Leslie Dwyre is being remembered for her passion for teaching, for her commitment to her students and for her energetic personality.
Dwyre, a 27-year-old who was teaching Grade 8 at Hillcrest Public School in Estevan, was murdered on April 21, in what was Estevan's first homicide in more than six years.
Since her death, students and staff at Hillcrest and at Bienfait Weldon School – the school where she taught in 2012-13 – have been struggling to cope with the news.
Hillcrest principal David Gillingham said the outpouring of grief reflects the contributions she made in her short tenure at the school.
“Ms. Dwyre is a teacher that is going to be much missed in our building, and she made an impact while she was here,” said Gillingham. “The school is definitely a better place for her having been a part of it.
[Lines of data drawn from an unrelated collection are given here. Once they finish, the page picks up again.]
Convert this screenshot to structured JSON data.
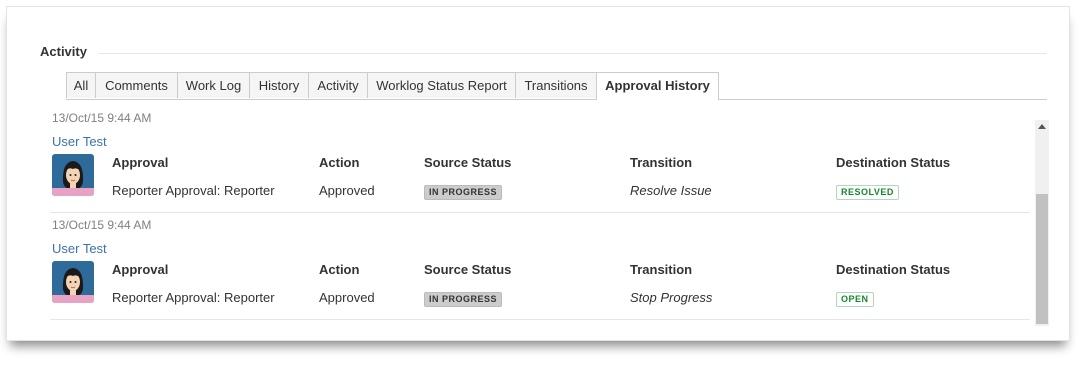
{
  "activity": {
    "title": "Activity"
  },
  "tabs": [
    {
      "label": "All"
    },
    {
      "label": "Comments"
    },
    {
      "label": "Work Log"
    },
    {
      "label": "History"
    },
    {
      "label": "Activity"
    },
    {
      "label": "Worklog Status Report"
    },
    {
      "label": "Transitions"
    },
    {
      "label": "Approval History",
      "active": true
    }
  ],
  "columns": {
    "approval": "Approval",
    "action": "Action",
    "source_status": "Source Status",
    "transition": "Transition",
    "destination_status": "Destination Status"
  },
  "entries": [
    {
      "date": "13/Oct/15 9:44 AM",
      "user": "User Test",
      "approval": "Reporter Approval: Reporter",
      "action": "Approved",
      "source_status": "IN PROGRESS",
      "transition": "Resolve Issue",
      "destination_status": "RESOLVED"
    },
    {
      "date": "13/Oct/15 9:44 AM",
      "user": "User Test",
      "approval": "Reporter Approval: Reporter",
      "action": "Approved",
      "source_status": "IN PROGRESS",
      "transition": "Stop Progress",
      "destination_status": "OPEN"
    }
  ],
  "colors": {
    "link": "#3b73af",
    "status_green": "#14892c",
    "status_grey": "#cccccc",
    "avatar_bg": "#2f6b9a"
  },
  "icons": {
    "avatar": "user-avatar-icon",
    "scroll_up": "scroll-up-icon"
  }
}
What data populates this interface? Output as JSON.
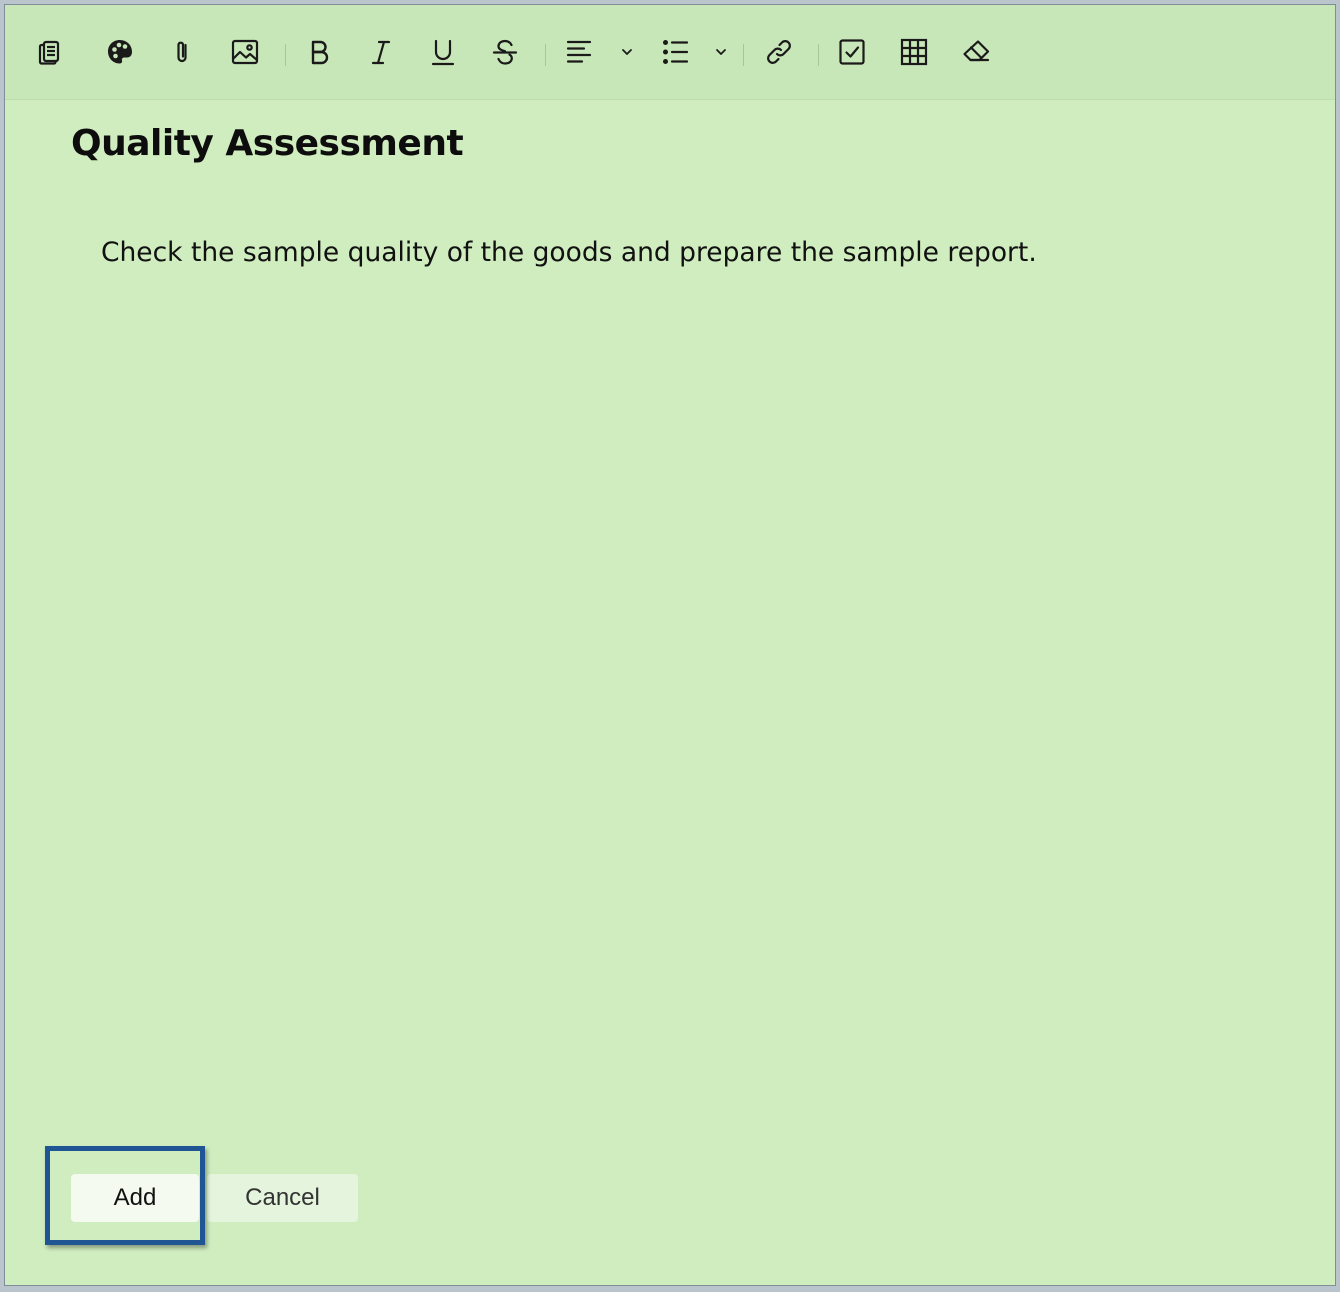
{
  "toolbar": {
    "items": [
      {
        "name": "notes-icon",
        "tooltip": "Note style"
      },
      {
        "name": "palette-icon",
        "tooltip": "Color"
      },
      {
        "name": "paperclip-icon",
        "tooltip": "Attach"
      },
      {
        "name": "image-icon",
        "tooltip": "Image"
      },
      {
        "name": "bold-icon",
        "tooltip": "Bold"
      },
      {
        "name": "italic-icon",
        "tooltip": "Italic"
      },
      {
        "name": "underline-icon",
        "tooltip": "Underline"
      },
      {
        "name": "strikethrough-icon",
        "tooltip": "Strikethrough"
      },
      {
        "name": "align-left-icon",
        "tooltip": "Align"
      },
      {
        "name": "bulleted-list-icon",
        "tooltip": "List"
      },
      {
        "name": "link-icon",
        "tooltip": "Link"
      },
      {
        "name": "checkbox-icon",
        "tooltip": "Checklist"
      },
      {
        "name": "table-icon",
        "tooltip": "Table"
      },
      {
        "name": "eraser-icon",
        "tooltip": "Clear formatting"
      }
    ]
  },
  "note": {
    "title": "Quality Assessment",
    "body": "Check the sample quality of the goods and prepare the sample report."
  },
  "actions": {
    "add_label": "Add",
    "cancel_label": "Cancel"
  },
  "colors": {
    "note_background": "#cfedbf",
    "toolbar_background": "#c8e7b8",
    "highlight": "#1e5592"
  }
}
“She was very positive, with a bubbly sort of personality, a great smile and a great sense of humour. She was one of those very dedicated, professional teachers who constantly worked to become better at it. She'd always try to find new ways to reach kids.”
Dwyre dreamed of being a teacher from an early age, Gillingham said, and it reflected in her commitment to the profession.
He described her as empathetic, as willing to give someone a second chance, and as having a positive outlook on life.
“She had a really close, personal relationship with a lot of the staff here,” said Gillingham. “She was a very valued friend and colleague for many of the staff, so the staff are also in a state of grief.”
Dwyre helped, in the background, with a variety of extracurricular activities at the school, Gillingham said. And she was involved with professional development efforts, too.
Grief counsellors and Victims Services workers were brought in to help the school community cope. Three additional counsellors arrived on April 22 after students were informed of Dwyre's death. Two of the counsellors remained through April 25.
One stayed at the school until April 30.
Two Victim Services workers were accessible through April 30.
“The support that they have given to staff and students has been phenomenal,” said Gillingham. “We would not have gotten through this week without them.”
Additional teachers and support staff were at the school the first couple days after Dwyre's passing, so that a teacher could leave their classroom briefly to talk to a counsellor.
The division, its leadership, and the community have provided tremendous support since Dwyre's death, Gillingham said.
A monument wall for Dwyre has been added to the front entrance of the school, and reminds everyone of her impact on Hillcrest. It offers students and staff to share memories and anecdotes, and it features poems, essays, photos and drawings.
“It's whatever people need to share their grief, and it's whatever people need in terms of saying goodbye,” said Gillingham. “It's really open as to what that means to people, but if you had something you wanted to say, and you needed a chance to say it, there's an opportunity to put it up there.”
Hillcrest held a memorial service on April 29. There was a video tribute from Dwyre's Grade 8 class, as well as speeches, poems and music.